Again, this is lazy writing, the writer can’t be bothered to give the alpha a personality beyond hyper possessive/protective. Being top dog doesn’t make you an automatic asshole and nor should it. I’m not saying a “bad” alpha can’t be this way but there has to be a reason that it’s not all gone to shit yet, there has to be a reason he’s not got everyone killed yet, there has to be a reason his pack puts up with his asshole tendencies.  Rarely, is this explored, usually if this is addressed at all it will be because he’s the strongest and everyone is afraid. Well, I hate to break it to you but physical strength is not enough to hold a pack of monster wolves under control long term.

I’m conscious that my rage at this may be coming through, so to balance it out I’d like to point out a well written Alpha character, Bran Cornick or Patricia Briggs Mercy Thompson series (also the Alpha and Omega series). Bran is the head werewolf of all the American werewolves, an alpha’s alpha if you will. He does have controlling traits, he is possessive at times, stubborn and a bit of a dick. But that’s not his defining character traits just aspects of his personality that he does control. He is also clever, loving, funny and fallible. He is insanely powerful but again it’s not that power level that keeps him in charge (though it helps) it’s his brain and his heart that keeps him in control. He doesn’t rule through force but rather through trust (though sometimes he does get a bit scary).

Females are all Submissive

Photo by Steve on

Ok, I’ll get this out of the way, this is sexist bollocks. There now we can move on.

The idea that all females are submissive is again lazy writing, are you picking up on a theme yet? If you’re going to introduce pack dynamics then you need to actually research real wolves. Being a girl does not automatically put wolves at the bottom of the pack.

I’m not saying gender issues cannot be involved in these stories, they can be compelling if done properly, but to be done properly they have to make sense, they have to merge well with the story your telling and they have to be addressed with thought and compassion for your characters.

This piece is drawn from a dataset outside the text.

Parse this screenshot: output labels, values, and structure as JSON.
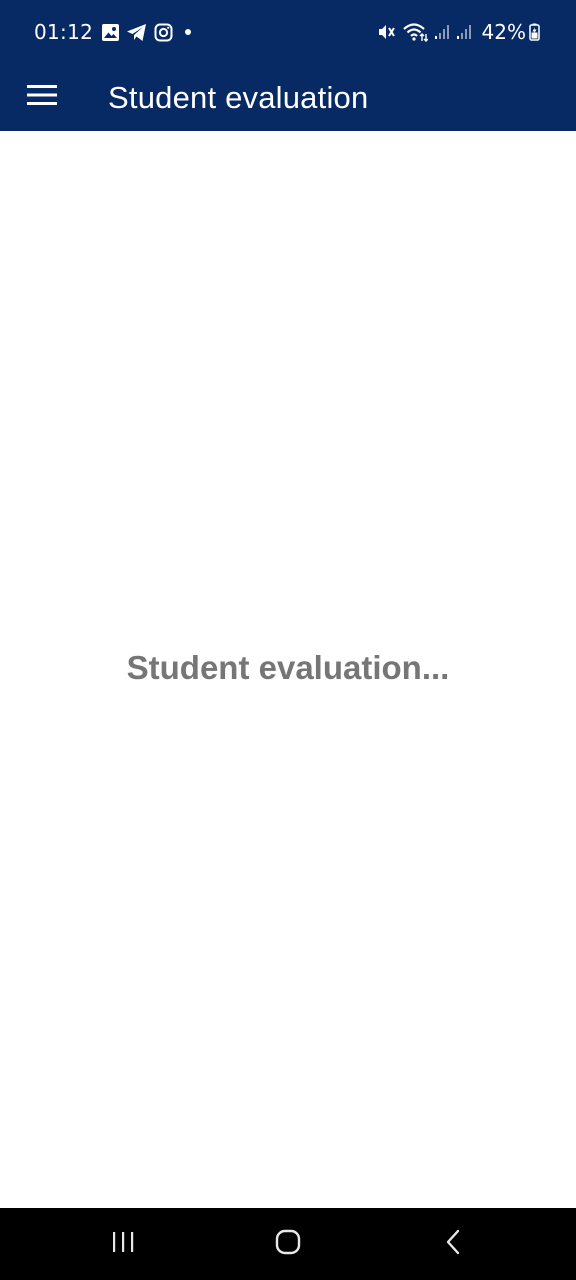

For example, if you decide to have all female wolves be submissive then you need to have this affect your female charters beyond turning them all into meek little puppies. How does your female character come to terms with this aspect of her personality, bonus points if it conflicts with her human nature e.g., she’s in a high-power career and suddenly finds herself a submissive wolf outside of work. Has this changed her personality from before she was a wolf? How does this affect her interactions with non-wolves? Is she now uber submissive all the time? Or is it just with other wolves? Does she ever want to argue but finds she can’t because of her nature? How does this affect her emotionally?

All of those aspects and more need to be considered. Or you could not bother with this and have your characters ranking be decided on something other than gender, which has been so overdone that it’s beyond boring unless there’s some kind of new spin.

7 thoughts on “Clichés: Werewolves”

        1. I’ve got quite a few lined up. I’ve actually considered giving the protagonist werewolf a black pelt but not because of evilness – it would be to make him instantly recognizable. I’ve also thought about having strong Christian themes, and associating the werewolf with three Deadly Sins – Anger, Gluttony, and Lust.

I'd love to hear what you think, please comment below.

Fill in your details below or click an icon to log in: Logo

You are commenting using your account. Log Out /  Change )

Facebook photo

You are commenting using your Facebook account. Log Out /  Change )

Connecting to %s